The Brooklyn Academy of Music production is being made possible, in part, by a family with intimate knowledge of hate crimes and how their narratives are rewritten. “The Laramie Project is pretty close to my family’s heart,” says Steve Johnson, a Boston Internet entrepreneur. In 1988 his gay brother, Scott Johnson, who was attending graduate school in Australia, was found dead at the base of a cliff at a Sydney-area beach. For years authorities considered his death a suicide. But his family has long believed he was murdered by assailants who targeted gays, and there have been several murders in the region in which gay men were pushed or thrown off cliffs. The efforts of the Johnson family and an investigative journalist have led police to take a new look at the circumstances of Scott Johnson’s death.
“My brother’s case is what brought Moisés and I together,” says Steve Johnson, who was invited to dinner with Kaufman by a mutual friend last year. As a result of that coming together, the Johnson family has donated $100,000 toward the production of The Laramie Project Cycle.
“We feel like it’s the beginning of a long relationship with Tectonic,” Johnson says. “Tectonic is proving theater can be an extremely powerful medium.
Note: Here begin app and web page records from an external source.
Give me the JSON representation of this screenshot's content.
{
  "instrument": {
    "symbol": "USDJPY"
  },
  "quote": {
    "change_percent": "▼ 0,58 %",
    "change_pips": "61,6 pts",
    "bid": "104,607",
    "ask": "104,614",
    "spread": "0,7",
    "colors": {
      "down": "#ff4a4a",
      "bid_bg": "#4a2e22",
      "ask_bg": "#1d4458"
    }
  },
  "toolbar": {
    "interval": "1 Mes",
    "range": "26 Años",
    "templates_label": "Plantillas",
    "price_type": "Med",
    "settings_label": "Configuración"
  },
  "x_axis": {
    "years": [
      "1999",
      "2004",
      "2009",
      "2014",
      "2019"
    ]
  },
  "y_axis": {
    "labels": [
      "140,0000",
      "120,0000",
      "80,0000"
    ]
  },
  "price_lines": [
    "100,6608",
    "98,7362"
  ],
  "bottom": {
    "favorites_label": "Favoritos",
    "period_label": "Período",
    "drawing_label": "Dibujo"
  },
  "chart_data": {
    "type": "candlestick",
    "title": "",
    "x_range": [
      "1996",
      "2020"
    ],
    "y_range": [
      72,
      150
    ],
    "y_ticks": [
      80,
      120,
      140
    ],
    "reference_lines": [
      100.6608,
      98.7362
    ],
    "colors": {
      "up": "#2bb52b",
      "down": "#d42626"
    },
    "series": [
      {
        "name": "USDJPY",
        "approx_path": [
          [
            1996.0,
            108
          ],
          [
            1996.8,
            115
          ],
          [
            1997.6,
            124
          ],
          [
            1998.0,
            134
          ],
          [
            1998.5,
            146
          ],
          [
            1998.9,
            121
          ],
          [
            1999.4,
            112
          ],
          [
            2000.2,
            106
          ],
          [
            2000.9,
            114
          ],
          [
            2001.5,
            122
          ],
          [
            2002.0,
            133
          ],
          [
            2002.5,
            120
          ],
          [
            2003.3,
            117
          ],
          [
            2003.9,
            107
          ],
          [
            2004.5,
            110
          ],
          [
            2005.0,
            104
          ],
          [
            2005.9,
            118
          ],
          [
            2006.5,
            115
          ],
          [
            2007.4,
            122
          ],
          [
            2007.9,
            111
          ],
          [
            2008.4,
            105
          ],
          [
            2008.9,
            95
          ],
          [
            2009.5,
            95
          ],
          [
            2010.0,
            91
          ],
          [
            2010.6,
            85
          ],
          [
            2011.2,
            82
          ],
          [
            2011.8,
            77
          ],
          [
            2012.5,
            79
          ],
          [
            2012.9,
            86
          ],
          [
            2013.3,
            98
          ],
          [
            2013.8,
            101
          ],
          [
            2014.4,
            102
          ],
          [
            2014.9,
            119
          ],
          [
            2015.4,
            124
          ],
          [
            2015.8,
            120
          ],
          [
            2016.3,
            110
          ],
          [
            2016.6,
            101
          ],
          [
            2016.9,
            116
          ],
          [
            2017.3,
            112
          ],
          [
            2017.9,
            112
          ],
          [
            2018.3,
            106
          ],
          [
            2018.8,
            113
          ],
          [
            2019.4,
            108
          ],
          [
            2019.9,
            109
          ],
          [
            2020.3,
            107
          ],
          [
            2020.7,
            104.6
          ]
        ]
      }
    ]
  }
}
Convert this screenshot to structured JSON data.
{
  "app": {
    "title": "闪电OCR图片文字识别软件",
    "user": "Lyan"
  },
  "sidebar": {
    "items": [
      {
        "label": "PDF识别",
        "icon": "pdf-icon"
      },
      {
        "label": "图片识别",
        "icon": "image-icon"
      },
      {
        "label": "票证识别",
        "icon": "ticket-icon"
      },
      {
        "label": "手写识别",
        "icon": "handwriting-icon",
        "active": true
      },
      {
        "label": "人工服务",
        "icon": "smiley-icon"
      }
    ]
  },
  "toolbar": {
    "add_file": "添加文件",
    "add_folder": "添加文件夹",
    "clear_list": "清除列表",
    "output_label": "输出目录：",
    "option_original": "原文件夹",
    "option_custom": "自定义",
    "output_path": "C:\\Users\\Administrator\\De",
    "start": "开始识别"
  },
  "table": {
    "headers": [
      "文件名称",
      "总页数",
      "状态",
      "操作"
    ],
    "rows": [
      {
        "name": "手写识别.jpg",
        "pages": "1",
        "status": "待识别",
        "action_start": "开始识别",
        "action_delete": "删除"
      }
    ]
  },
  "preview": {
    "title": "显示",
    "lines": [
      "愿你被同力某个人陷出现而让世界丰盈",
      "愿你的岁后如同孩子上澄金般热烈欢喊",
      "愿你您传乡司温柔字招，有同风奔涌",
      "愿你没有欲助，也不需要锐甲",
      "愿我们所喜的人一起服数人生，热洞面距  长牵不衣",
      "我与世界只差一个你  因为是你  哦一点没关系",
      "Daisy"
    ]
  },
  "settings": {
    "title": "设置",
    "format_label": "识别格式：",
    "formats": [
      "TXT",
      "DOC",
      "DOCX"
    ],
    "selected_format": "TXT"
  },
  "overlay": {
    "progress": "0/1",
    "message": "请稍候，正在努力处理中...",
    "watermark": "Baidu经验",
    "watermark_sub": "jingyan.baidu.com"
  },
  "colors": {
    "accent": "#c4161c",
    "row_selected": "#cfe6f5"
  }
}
You have a captive audience who has to pay attention.” And in the cycle, Tectonic has an ideal vehicle to make people think about hate crimes, he says.
Johnson has been spending some time in Australia lately in connection with the filming of a television documentary about his brother’s case, but he plans to be in Brooklyn this weekend to see the marathon staging of both plays. This will the first time he’s seen either onstage, although he’s read the script and seen the 2002 HBO film of the first one. “I’m really excited about seeing the marathon,” he says.
After the Brooklyn production, Tectonic hopes to take the cycle on tour, but nothing is definite yet. What is certain, though, is that its work, especially The Laramie Project, has found a receptive audience around the nation — a testament, Fondakowski says, to the continuing resonance of Matthew Shepard’s death and the activism of his parents, Judy and Dennis, who set up the Matthew Shepard Foundation to fight anti-LGBT bigotry.
Fondakowski and Kaufman both observe that there has been progress against that bigotry in the years since Shepard’s death, but much work remains to be done. “I never thought in my lifetime that gay people would be getting married,” Fondakowski says. “It’s encouraging to me, but there’s also a backlash. ... Violence against gays is not going down.”
For more information and tickets to The Laramie Project Cycle, visit BAM.org.